Little is known about the origins of manikins—small anatomical sculptures thought to be used by doctors four centuries ago—but now advanced imaging techniques have offered a revealing glimpse inside these captivating ivory dolls. Researchers using micro-CT successfully identified the material composition and components of several ancient ivory manikins, according to a new study being presented next week at the annual meeting of the Radiological Society of North America (RSNA).
Ivory manikins are typically thought to have been carved in Germany in the late 17th century. They are reclining human figurines, 4-8 inches long, generally female, which open to reveal removable organs and sometimes a fetus attached with a fabric “umbilical” cord. The manikins have intricately carved features, and some even have pillows beneath their heads. It is believed that they were used for the study of medical anatomy or perhaps as a teaching aid for pregnancy and childbirth.
Duke University in Durham, N.C., holds the world’s largest collection of manikins (22 out of 180 known manikins worldwide). Most of the manikins in the Duke collection were purchased in the 1930s and 1940s by Duke thoracic surgeon Josiah Trent, MD, and his wife Mary Duke Biddle Trent, prior to the 1989 ivory trade ban. The researchers noted that after being donated to the university by Trent’s granddaughters, the manikins have spent most of their time in archival storage boxes or behind display glass, as they are too fragile for regular handling.
“They are usually stored in a library vault and occasionally rotated into a special display unit in the Duke Medical Library for visitors to appreciate,” says Fides R. Schwartz, MD, research fellow in the department of radiology at Duke.

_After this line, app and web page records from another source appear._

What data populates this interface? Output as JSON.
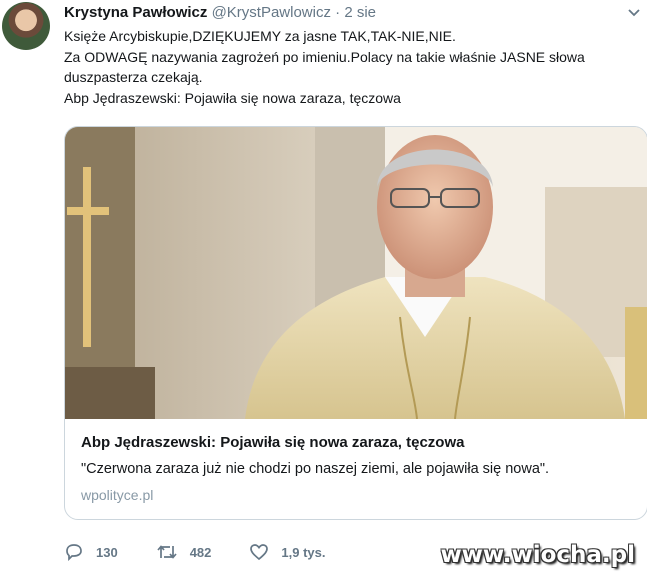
{
  "tweet": {
    "author_name": "Krystyna Pawłowicz",
    "author_handle": "@KrystPawlowicz",
    "separator": "·",
    "time": "2 sie",
    "lines": [
      "Księże Arcybiskupie,DZIĘKUJEMY za jasne TAK,TAK-NIE,NIE.",
      "Za ODWAGĘ nazywania zagrożeń po imieniu.Polacy na takie właśnie JASNE słowa duszpasterza czekają.",
      "Abp Jędraszewski: Pojawiła się nowa zaraza, tęczowa"
    ]
  },
  "card": {
    "title": "Abp Jędraszewski: Pojawiła się nowa zaraza, tęczowa",
    "description": "\"Czerwona zaraza już nie chodzi po naszej ziemi, ale pojawiła się nowa\".",
    "domain": "wpolityce.pl"
  },
  "actions": {
    "replies": "130",
    "retweets": "482",
    "likes": "1,9 tys."
  },
  "watermark": "www.wiocha.pl",
  "icons": {
    "reply": "reply-icon",
    "retweet": "retweet-icon",
    "like": "heart-icon",
    "menu": "chevron-down-icon"
  },
  "colors": {
    "text": "#14171a",
    "secondary": "#657786",
    "border": "#ccd6dd",
    "domain": "#8899a6"
  }
}
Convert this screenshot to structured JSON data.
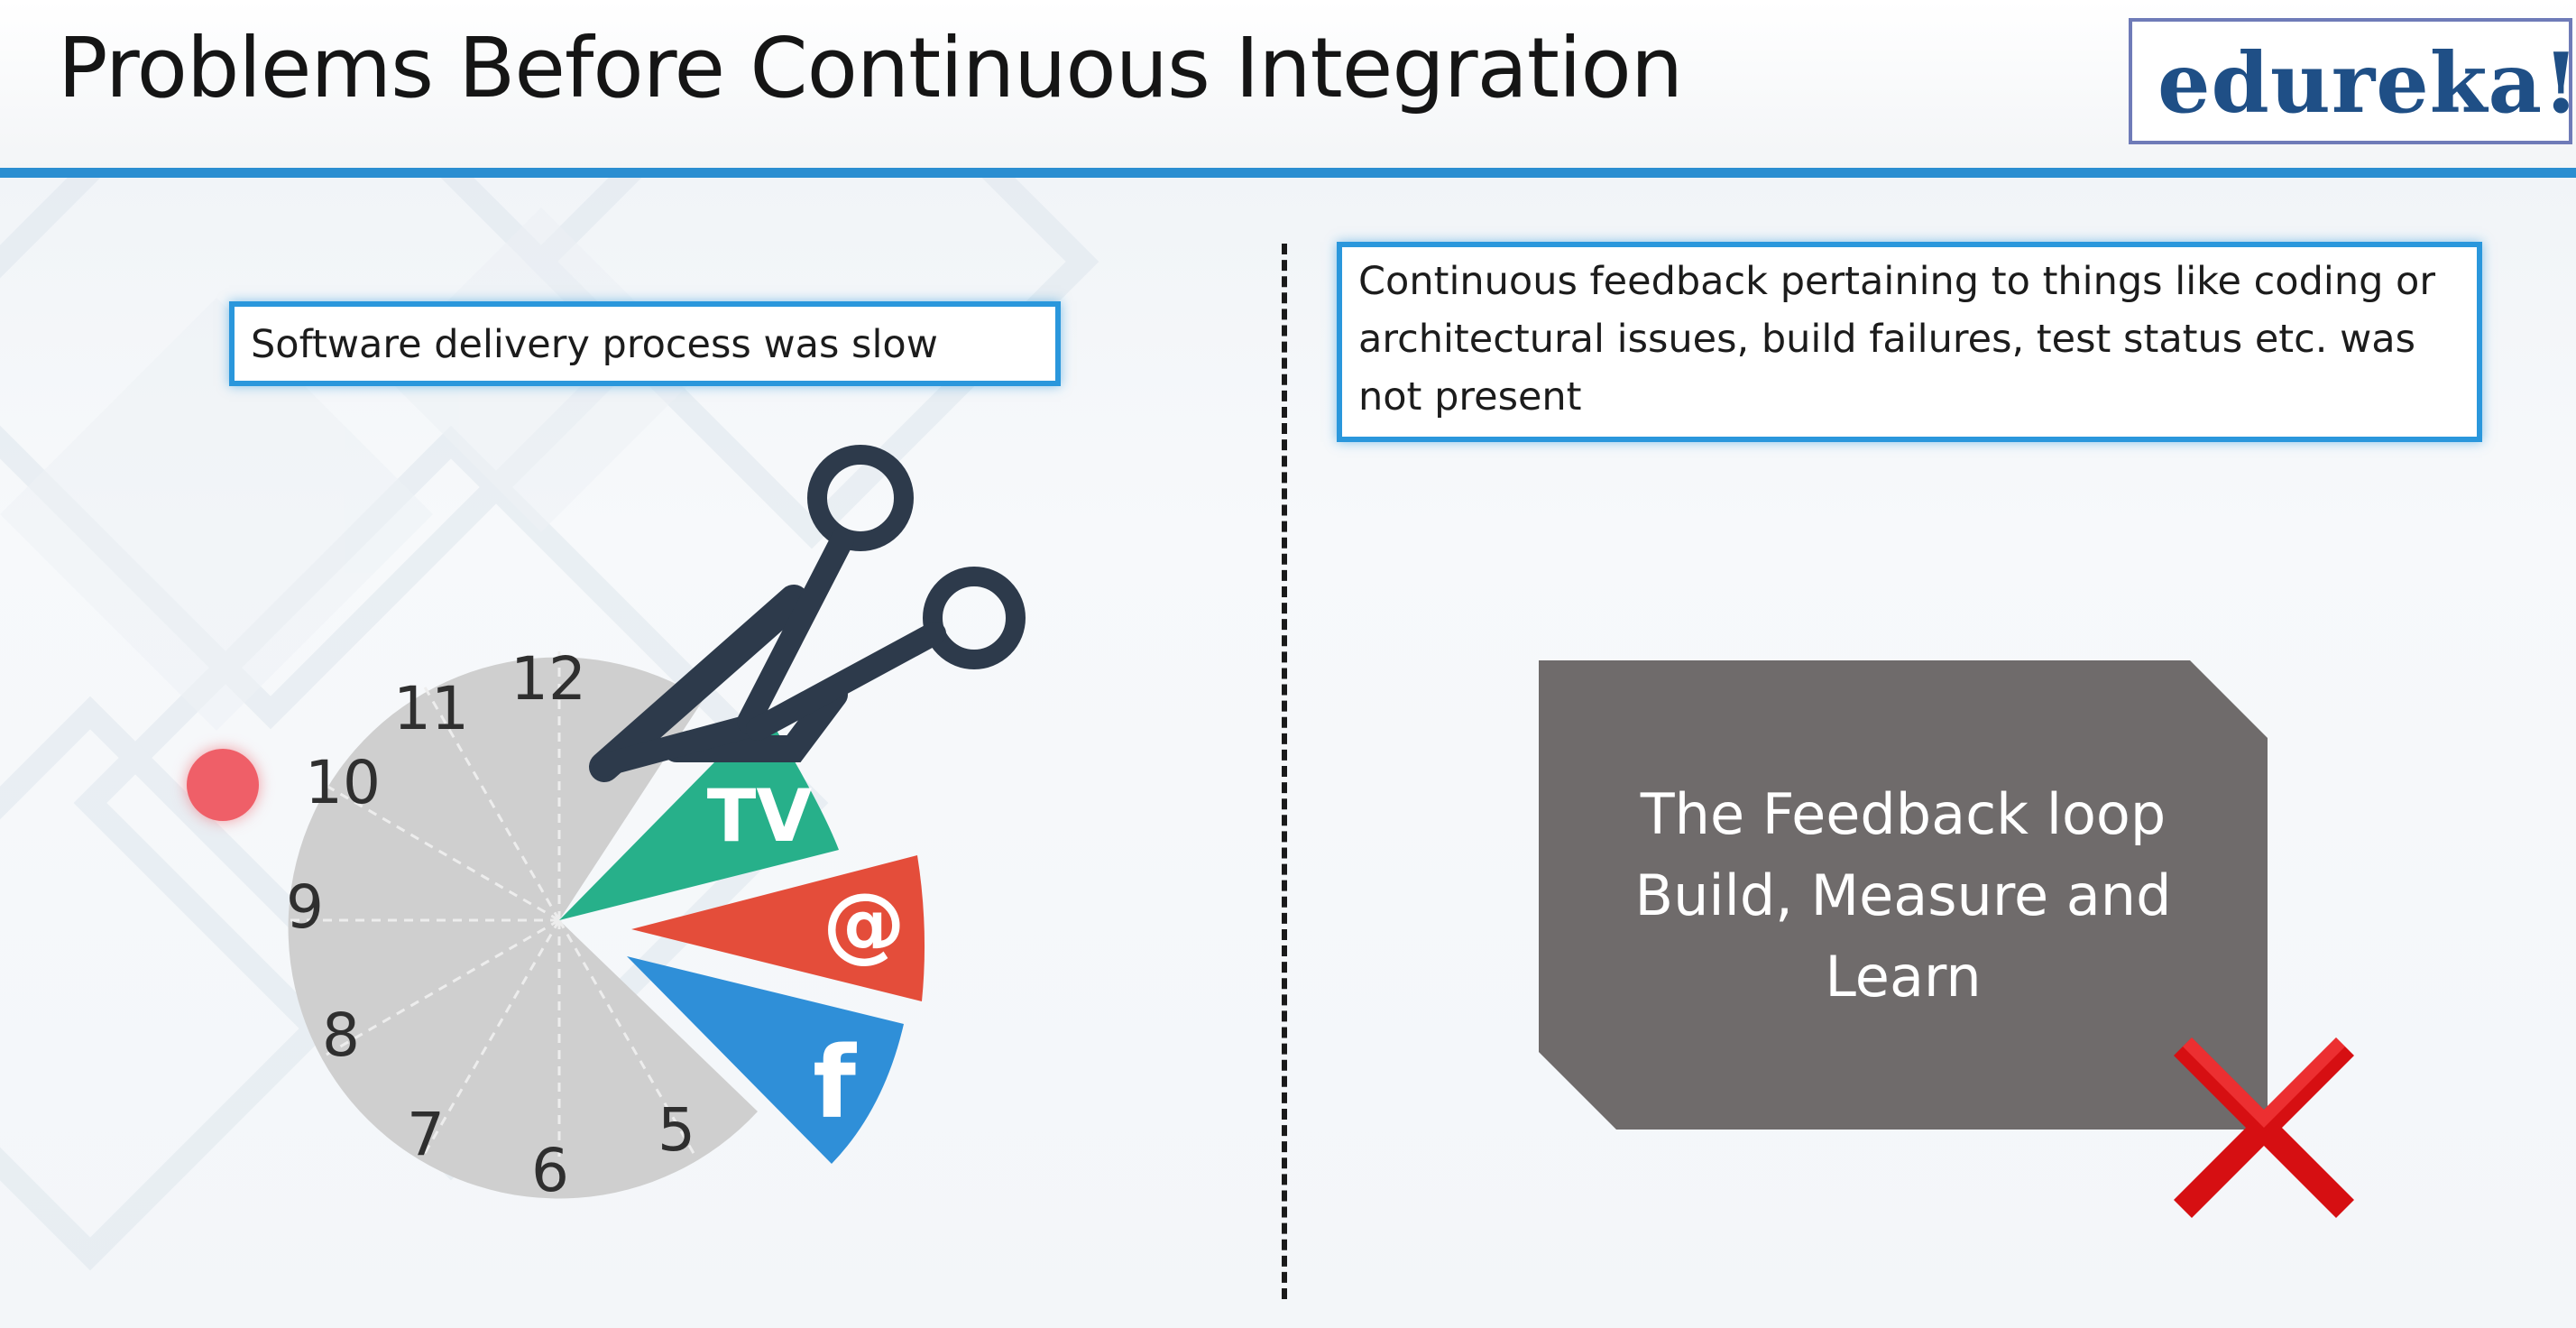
{
  "slide": {
    "title": "Problems Before Continuous Integration",
    "logo_text": "edureka!",
    "accent_color": "#2b8ed1"
  },
  "left_panel": {
    "callout_text": "Software delivery process was slow",
    "clock_numbers": [
      "12",
      "11",
      "10",
      "9",
      "8",
      "7",
      "6",
      "5"
    ],
    "slices": [
      {
        "label": "TV",
        "color": "#27b08a"
      },
      {
        "label": "@",
        "color": "#e44d3a"
      },
      {
        "label": "f",
        "color": "#2f8fd8"
      }
    ],
    "icons": [
      "scissors-icon",
      "clock-icon",
      "pointer-dot"
    ]
  },
  "right_panel": {
    "callout_text": "Continuous feedback pertaining to things like coding or architectural issues, build failures, test status etc. was not present",
    "feedback_lines": [
      "The Feedback loop",
      "Build, Measure and",
      "Learn"
    ],
    "feedback_color": "#6f6b6b",
    "cross_icon": "red-x-icon",
    "cross_color": "#d60f12"
  }
}
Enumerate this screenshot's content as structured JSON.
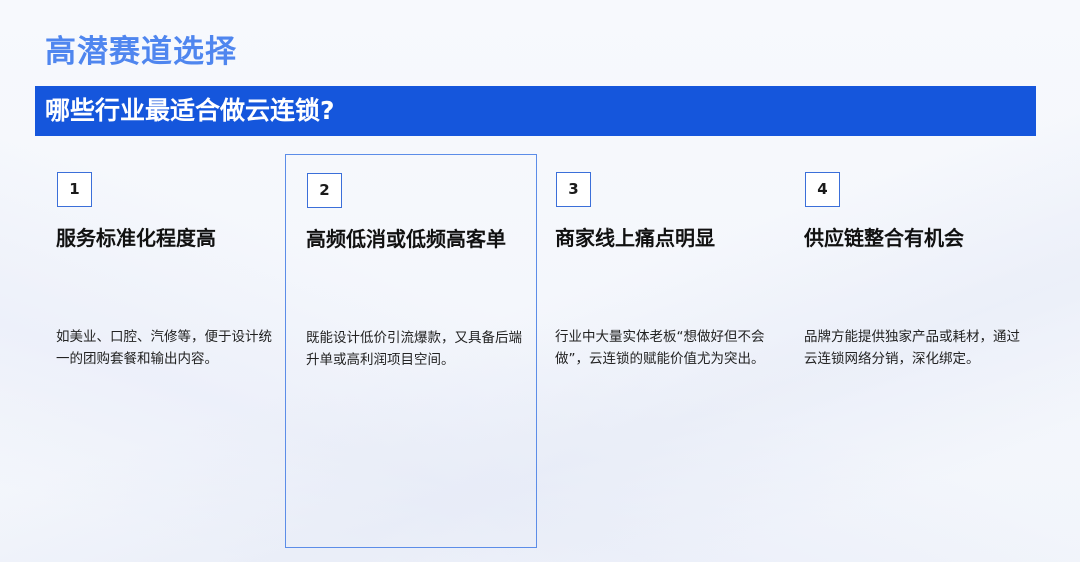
{
  "page": {
    "title": "高潜赛道选择",
    "banner": "哪些行业最适合做云连锁?"
  },
  "cards": [
    {
      "number": "1",
      "heading": "服务标准化程度高",
      "description": "如美业、口腔、汽修等，便于设计统一的团购套餐和输出内容。"
    },
    {
      "number": "2",
      "heading": "高频低消或低频高客单",
      "description": "既能设计低价引流爆款，又具备后端升单或高利润项目空间。"
    },
    {
      "number": "3",
      "heading": "商家线上痛点明显",
      "description": "行业中大量实体老板“想做好但不会做”，云连锁的赋能价值尤为突出。"
    },
    {
      "number": "4",
      "heading": "供应链整合有机会",
      "description": "品牌方能提供独家产品或耗材，通过云连锁网络分销，深化绑定。"
    }
  ],
  "colors": {
    "title": "#4f86ef",
    "banner_bg": "#1556dc",
    "banner_text": "#ffffff",
    "highlight_border": "#5c8de8",
    "number_border": "#3b6fd9"
  }
}
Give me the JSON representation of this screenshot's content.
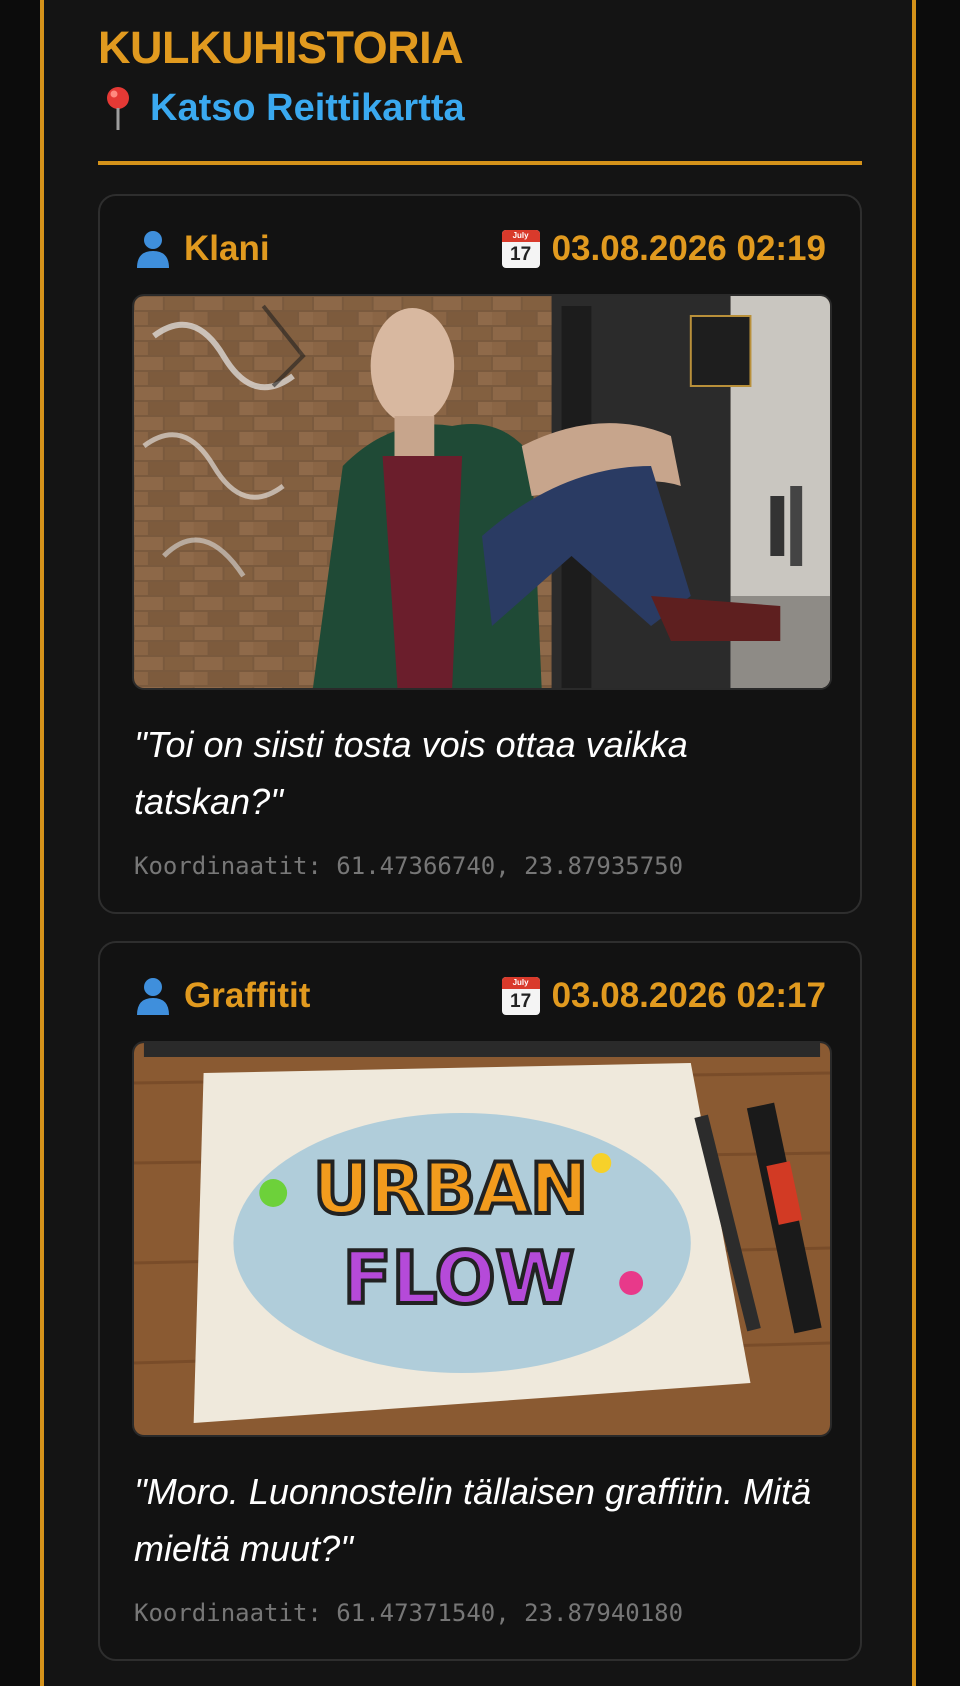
{
  "header": {
    "title": "KULKUHISTORIA",
    "map_link": "Katso Reittikartta",
    "map_icon": "pin-icon"
  },
  "colors": {
    "accent": "#d4921a",
    "title": "#e19a1f",
    "link": "#3aa9f0",
    "card_bg": "#121212",
    "muted": "#777777"
  },
  "entries": [
    {
      "user": "Klani",
      "date": "03.08.2026 02:19",
      "calendar_month": "July",
      "calendar_day": "17",
      "image_alt": "Photo of a tattooed man in green jacket and maroon polo sitting against a graffiti brick wall",
      "quote": "\"Toi on siisti tosta vois ottaa vaikka tatskan?\"",
      "coords_label": "Koordinaatit: 61.47366740, 23.87935750"
    },
    {
      "user": "Graffitit",
      "date": "03.08.2026 02:17",
      "calendar_month": "July",
      "calendar_day": "17",
      "image_alt": "Sketch of colorful graffiti lettering on paper on a wooden desk with markers",
      "image_text": "URBAN FLOW",
      "quote": "\"Moro. Luonnostelin tällaisen graffitin. Mitä mieltä muut?\"",
      "coords_label": "Koordinaatit: 61.47371540, 23.87940180"
    }
  ]
}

Non-destructive imaging with x-rays and CT has been used in the past to examine fragile artwork and ancient artifacts. Imaging of relics has been extremely beneficial to the fields of archaeology and paleopathology—the study of ancient diseases. Micro-CT is an imaging technique with greatly increased resolution, compared to standard CT. It not only allows visualization of internal features, it noninvasively provides volumetric information about an object’s microstructure.
Schwartz and colleagues hoped that through micro-CT imaging they could determine the ivory type used in the Duke manikins, discover any repairs or alterations that were not visible to the naked eye, and allow a more precise estimation of their age. “The advantage of micro-CT in the evaluation of these manikins enables us to analyze the microstructure of the material used,” she says. “Specifically, it allows us to distinguish between ‘true’ ivory obtained from elephants or mammoths and ‘imitation’ ivory, such as deer antler or whale bone.”
The research team scanned all 22 manikins with micro-CT and found that 20 out of the 22 manikins were composed of true ivory alone, though materials like antler might have been less expensive in that time. They discovered that one manikin was made entirely of antler bone, and one manikin contained both ivory and whale bone components.
Metallic components were found in four of the manikins, and fibers in two. Twelve manikins contained hinging mechanisms or internal repairs with ivory pins, and one manikin contained a long detachable pin disguised as a hairpiece. The most established trade routes in the 17th and 18th centuries sourced ivory from Africa, leading the researchers to believe that since nearly all the manikins were made from true ivory, it is likely that the ivory obtained to craft the manikins was acquired from the African region.
“This may assist in further narrowing down the most probable production period for the manikins,” Schwartz says. “Once historical trade routes are more thoroughly understood, it might become clear that the German region of origin had access to elephant ivory only for a limited time during the 17th and 18th century, for example, from 1650 to 1700 A.D.”
Additionally, identifying non-ivory components in the manikins may provide more accessibility to carbon dating, allowing the researchers to more accurately estimate the age of some of the manikins without damage to the fragile pieces. The researchers also hope to acquire 3D scans to create digital renderings and enable subsequent 3D printed models.
“This is potentially valuable to scientific, historic and artistic communities, as it would allow display and further study of these objects while protecting the fragile originals,” Schwartz says. “Digitizing and 3D printing them will give visitors more access and opportunity to interact with the manikins and may also allow investigators to learn more about their history.”